Roc Nation completed the deal with Heat president Pat Riley and general manager Andy Elisburg on Friday afternoon, league sources said.
Winslow was eligible for his rookie extension as part of the NBA's Draft Class of 2015 and faced a Monday deadline to complete an extension. Without an extension, those players can enter restricted free agency on July 1.
Speaking of a potential Butler trade, this extension now makes it highly unlikely that Winslow would be involved.
The signing of Winslow's extension comes with short-term financial implications in any trade scenario that would make it extremely difficult for Miami to include Winslow into an outgoing deal.

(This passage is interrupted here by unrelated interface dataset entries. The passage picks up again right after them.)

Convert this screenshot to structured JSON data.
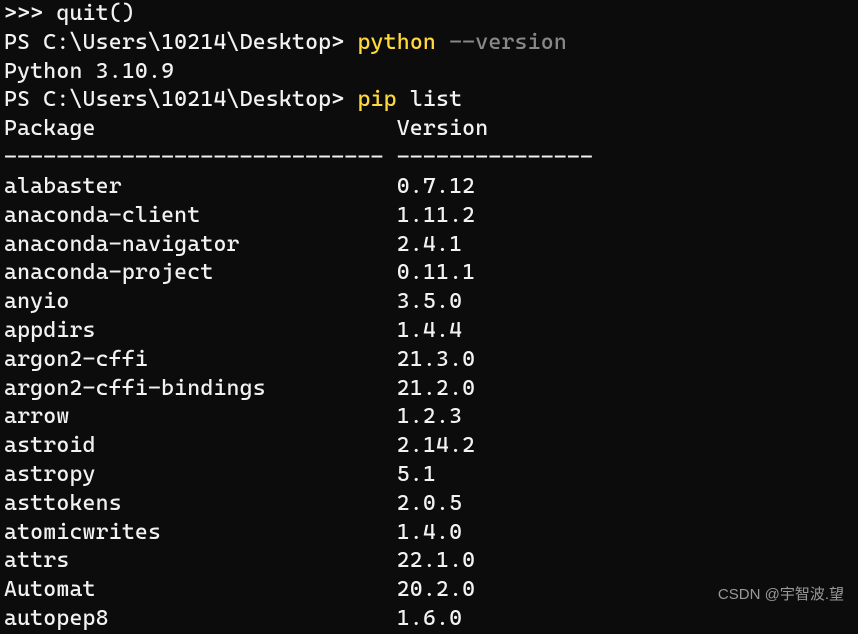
{
  "lines": {
    "quit_line": ">>> quit()",
    "prompt1_prefix": "PS C:\\Users\\10214\\Desktop> ",
    "cmd_python": "python",
    "cmd_version_flag": " --version",
    "python_version_output": "Python 3.10.9",
    "prompt2_prefix": "PS C:\\Users\\10214\\Desktop> ",
    "cmd_pip": "pip",
    "cmd_list": " list"
  },
  "pip_header": {
    "col1": "Package",
    "col2": "Version",
    "divider1": "-----------------------------",
    "divider2": "---------------"
  },
  "packages": [
    {
      "name": "alabaster",
      "version": "0.7.12"
    },
    {
      "name": "anaconda-client",
      "version": "1.11.2"
    },
    {
      "name": "anaconda-navigator",
      "version": "2.4.1"
    },
    {
      "name": "anaconda-project",
      "version": "0.11.1"
    },
    {
      "name": "anyio",
      "version": "3.5.0"
    },
    {
      "name": "appdirs",
      "version": "1.4.4"
    },
    {
      "name": "argon2-cffi",
      "version": "21.3.0"
    },
    {
      "name": "argon2-cffi-bindings",
      "version": "21.2.0"
    },
    {
      "name": "arrow",
      "version": "1.2.3"
    },
    {
      "name": "astroid",
      "version": "2.14.2"
    },
    {
      "name": "astropy",
      "version": "5.1"
    },
    {
      "name": "asttokens",
      "version": "2.0.5"
    },
    {
      "name": "atomicwrites",
      "version": "1.4.0"
    },
    {
      "name": "attrs",
      "version": "22.1.0"
    },
    {
      "name": "Automat",
      "version": "20.2.0"
    },
    {
      "name": "autopep8",
      "version": "1.6.0"
    }
  ],
  "watermark": "CSDN @宇智波.望"
}
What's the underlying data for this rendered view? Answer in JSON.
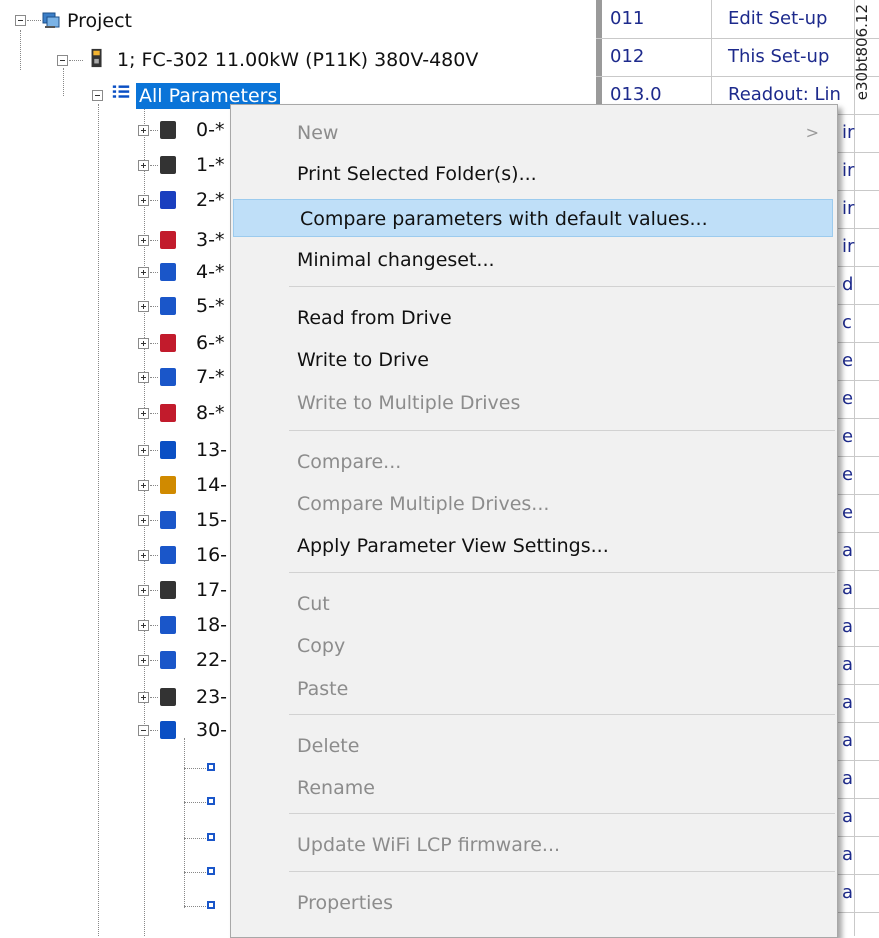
{
  "tree": {
    "project_label": "Project",
    "drive_label": "1; FC-302 11.00kW (P11K) 380V-480V",
    "all_parameters_label": "All Parameters",
    "groups": [
      "0-*",
      "1-*",
      "2-*",
      "3-*",
      "4-*",
      "5-*",
      "6-*",
      "7-*",
      "8-*",
      "13-",
      "14-",
      "15-",
      "16-",
      "17-",
      "18-",
      "22-",
      "23-",
      "30-"
    ]
  },
  "table": {
    "rows": [
      {
        "id": "011",
        "name": "Edit Set-up"
      },
      {
        "id": "012",
        "name": "This Set-up"
      },
      {
        "id": "013.0",
        "name": "Readout: Lin"
      }
    ],
    "right_fragments": [
      "ir",
      "ir",
      "ir",
      "ir",
      "d",
      "c",
      "e",
      "e",
      "e",
      "e",
      "e",
      "a",
      "a",
      "a",
      "a",
      "a",
      "a",
      "a",
      "a",
      "a",
      "a"
    ]
  },
  "menu": {
    "items": [
      {
        "label": "New",
        "enabled": false,
        "submenu": true
      },
      {
        "label": "Print Selected Folder(s)...",
        "enabled": true
      },
      {
        "label": "Compare parameters with default values...",
        "enabled": true,
        "highlighted": true
      },
      {
        "label": "Minimal changeset...",
        "enabled": true
      },
      {
        "label": "Read from Drive",
        "enabled": true
      },
      {
        "label": "Write to Drive",
        "enabled": true
      },
      {
        "label": "Write to Multiple Drives",
        "enabled": false
      },
      {
        "label": "Compare...",
        "enabled": false
      },
      {
        "label": "Compare Multiple Drives...",
        "enabled": false
      },
      {
        "label": "Apply Parameter View Settings...",
        "enabled": true
      },
      {
        "label": "Cut",
        "enabled": false
      },
      {
        "label": "Copy",
        "enabled": false
      },
      {
        "label": "Paste",
        "enabled": false
      },
      {
        "label": "Delete",
        "enabled": false
      },
      {
        "label": "Rename",
        "enabled": false
      },
      {
        "label": "Update WiFi LCP firmware...",
        "enabled": false
      },
      {
        "label": "Properties",
        "enabled": false
      }
    ],
    "submenu_arrow": ">"
  },
  "figure_id": "e30bt806.12",
  "colors": {
    "highlight": "#bfdff8",
    "selection": "#0a74d8",
    "table_text": "#1d2a8c"
  }
}
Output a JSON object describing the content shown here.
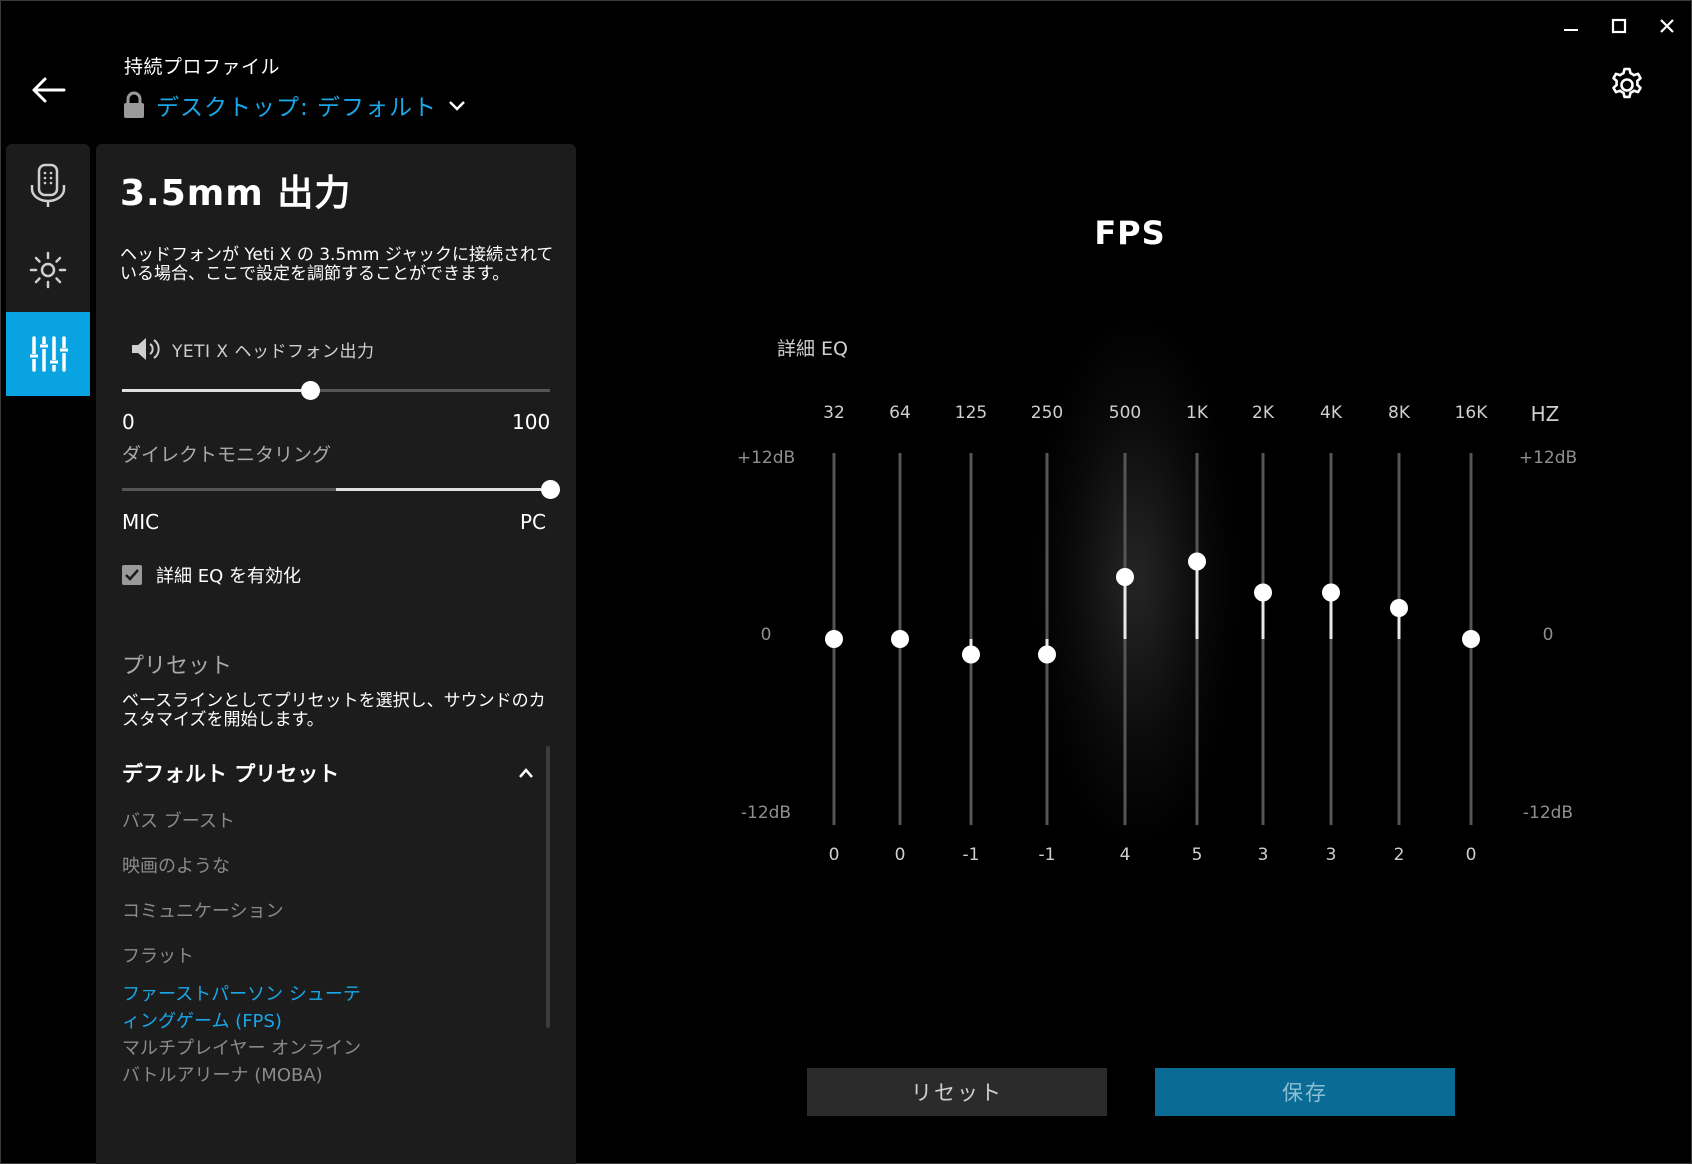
{
  "header": {
    "profile_caption": "持続プロファイル",
    "profile_name": "デスクトップ: デフォルト"
  },
  "panel": {
    "title": "3.5mm 出力",
    "description": "ヘッドフォンが Yeti X の 3.5mm ジャックに接続されている場合、ここで設定を調節することができます。",
    "output_label": "YETI X ヘッドフォン出力",
    "volume": {
      "value": 44,
      "min_label": "0",
      "max_label": "100"
    },
    "monitoring": {
      "heading": "ダイレクトモニタリング",
      "value": 100,
      "fill_start": 50,
      "min_label": "MIC",
      "max_label": "PC"
    },
    "advanced_eq_checkbox": {
      "label": "詳細 EQ を有効化",
      "checked": true
    },
    "preset_heading": "プリセット",
    "preset_description": "ベースラインとしてプリセットを選択し、サウンドのカスタマイズを開始します。",
    "preset_group_title": "デフォルト プリセット",
    "presets": [
      {
        "label": "バス ブースト",
        "selected": false
      },
      {
        "label": "映画のような",
        "selected": false
      },
      {
        "label": "コミュニケーション",
        "selected": false
      },
      {
        "label": "フラット",
        "selected": false
      },
      {
        "label": "ファーストパーソン シューティングゲーム (FPS)",
        "selected": true
      },
      {
        "label": "マルチプレイヤー オンライン バトルアリーナ (MOBA)",
        "selected": false
      }
    ]
  },
  "eq": {
    "title": "FPS",
    "heading": "詳細 EQ",
    "unit_label": "HZ",
    "top_label": "+12dB",
    "mid_label": "0",
    "bottom_label": "-12dB",
    "range": [
      -12,
      12
    ],
    "bands": [
      {
        "freq": "32",
        "gain": 0
      },
      {
        "freq": "64",
        "gain": 0
      },
      {
        "freq": "125",
        "gain": -1
      },
      {
        "freq": "250",
        "gain": -1
      },
      {
        "freq": "500",
        "gain": 4
      },
      {
        "freq": "1K",
        "gain": 5
      },
      {
        "freq": "2K",
        "gain": 3
      },
      {
        "freq": "4K",
        "gain": 3
      },
      {
        "freq": "8K",
        "gain": 2
      },
      {
        "freq": "16K",
        "gain": 0
      }
    ]
  },
  "buttons": {
    "reset": "リセット",
    "save": "保存"
  },
  "colors": {
    "accent": "#1aa7e8",
    "rail_active": "#0aa3e2",
    "save_bg": "#0a6b94",
    "panel_bg": "#1c1c1c"
  },
  "icons": {
    "back": "arrow-left-icon",
    "lock": "lock-icon",
    "dropdown": "chevron-down-icon",
    "settings": "gear-icon",
    "rail": [
      "microphone-icon",
      "brightness-icon",
      "equalizer-icon"
    ],
    "speaker": "speaker-icon",
    "collapse": "chevron-up-icon"
  }
}
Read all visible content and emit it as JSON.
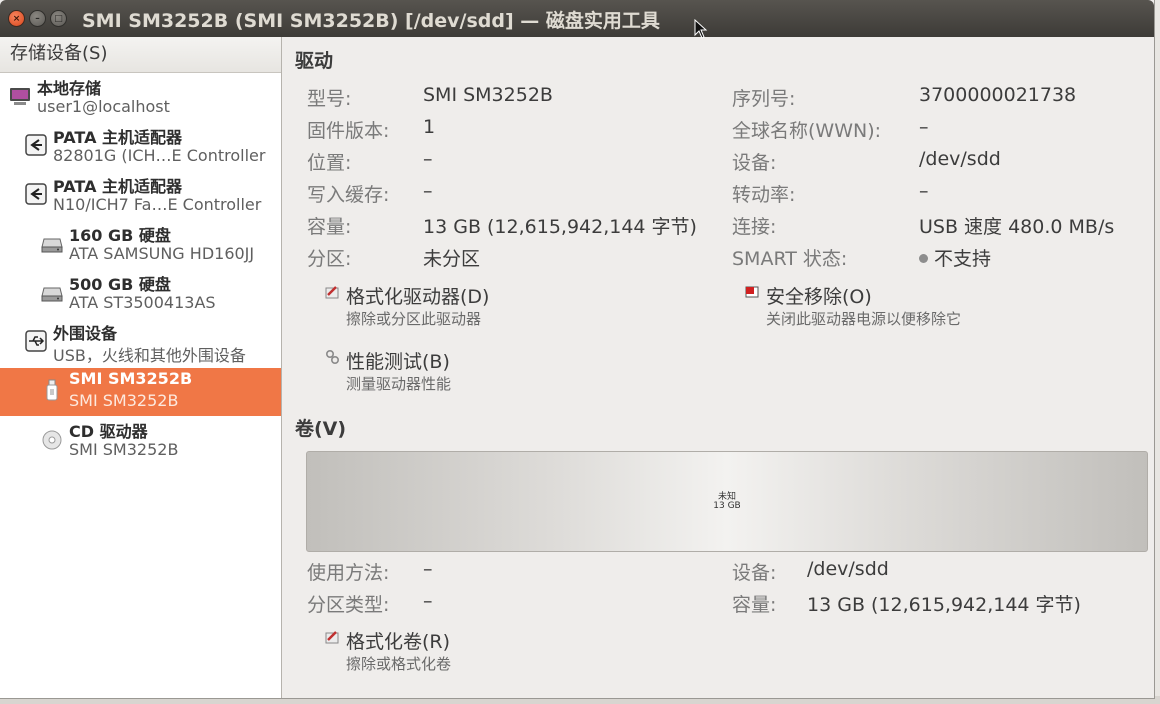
{
  "window": {
    "title": "SMI SM3252B (SMI SM3252B) [/dev/sdd] — 磁盘实用工具",
    "close_glyph": "×",
    "minimize_glyph": "–",
    "maximize_glyph": "□"
  },
  "sidebar": {
    "header": "存储设备(S)",
    "items": [
      {
        "title": "本地存储",
        "subtitle": "user1@localhost",
        "icon": "computer-icon"
      },
      {
        "title": "PATA 主机适配器",
        "subtitle": "82801G (ICH…E Controller",
        "icon": "controller-icon"
      },
      {
        "title": "PATA 主机适配器",
        "subtitle": "N10/ICH7 Fa…E Controller",
        "icon": "controller-icon"
      },
      {
        "title": "160 GB 硬盘",
        "subtitle": "ATA SAMSUNG HD160JJ",
        "icon": "hard-disk-icon"
      },
      {
        "title": "500 GB 硬盘",
        "subtitle": "ATA ST3500413AS",
        "icon": "hard-disk-icon"
      },
      {
        "title": "外围设备",
        "subtitle": "USB，火线和其他外围设备",
        "icon": "usb-icon"
      },
      {
        "title": "SMI SM3252B",
        "subtitle": "SMI SM3252B",
        "icon": "usb-stick-icon",
        "selected": true
      },
      {
        "title": "CD 驱动器",
        "subtitle": "SMI SM3252B",
        "icon": "cd-drive-icon"
      }
    ]
  },
  "drive": {
    "section_title": "驱动",
    "left": [
      {
        "label": "型号:",
        "value": "SMI SM3252B"
      },
      {
        "label": "固件版本:",
        "value": "1"
      },
      {
        "label": "位置:",
        "value": "–"
      },
      {
        "label": "写入缓存:",
        "value": "–"
      },
      {
        "label": "容量:",
        "value": "13 GB (12,615,942,144 字节)"
      },
      {
        "label": "分区:",
        "value": "未分区"
      }
    ],
    "right": [
      {
        "label": "序列号:",
        "value": "3700000021738"
      },
      {
        "label": "全球名称(WWN):",
        "value": "–"
      },
      {
        "label": "设备:",
        "value": "/dev/sdd"
      },
      {
        "label": "转动率:",
        "value": "–"
      },
      {
        "label": "连接:",
        "value": "USB 速度 480.0 MB/s"
      },
      {
        "label": "SMART 状态:",
        "value": "不支持"
      }
    ],
    "actions": {
      "format": {
        "title": "格式化驱动器(D)",
        "desc": "擦除或分区此驱动器"
      },
      "safe_remove": {
        "title": "安全移除(O)",
        "desc": "关闭此驱动器电源以便移除它"
      },
      "benchmark": {
        "title": "性能测试(B)",
        "desc": "测量驱动器性能"
      }
    }
  },
  "volumes": {
    "section_title": "卷(V)",
    "bar": {
      "label1": "未知",
      "label2": "13 GB"
    },
    "left": [
      {
        "label": "使用方法:",
        "value": "–"
      },
      {
        "label": "分区类型:",
        "value": "–"
      }
    ],
    "right": [
      {
        "label": "设备:",
        "value": "/dev/sdd"
      },
      {
        "label": "容量:",
        "value": "13 GB (12,615,942,144 字节)"
      }
    ],
    "actions": {
      "format_volume": {
        "title": "格式化卷(R)",
        "desc": "擦除或格式化卷"
      }
    }
  },
  "colors": {
    "selection": "#f07746",
    "titlebar": "#3d3b37",
    "background": "#efedeb"
  }
}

Assuming instead that the Heat plan to keep Winslow and make him a part of their core moving forward, this is a solid deal for both sides when viewed in a vacuum -- especially considering that according to Shams Charania, the Heat will have a team option for the final season. While Winslow hasn't quite lived up to expectations, he's shown flashes of being a very disruptive player on the defensive side of the ball, and is still only 22 years old. Keeping him around for a few more seasons to see if they can unlock his offensive game is a pretty low-risk gamble. And for Winslow, of course, he gets at least two seasons of making $13M per year. That's not half bad.
The problem for the Heat, is that you can't view this deal in a vacuum, and must instead take it in conjunction with their other moves. And unfortunately for them, this is yet another example of locking up a very solid, but not great player. On their own, deals in the $10M-15M range for the likes of Winslow, Josh Richardson, Kelly Olynyk and James Johnson are nice moves. But making your entire team out of solid guys on solid deals not only limits your ability to acquire a star, but also lowers your ceiling, as the Heat have found out in the past few seasons.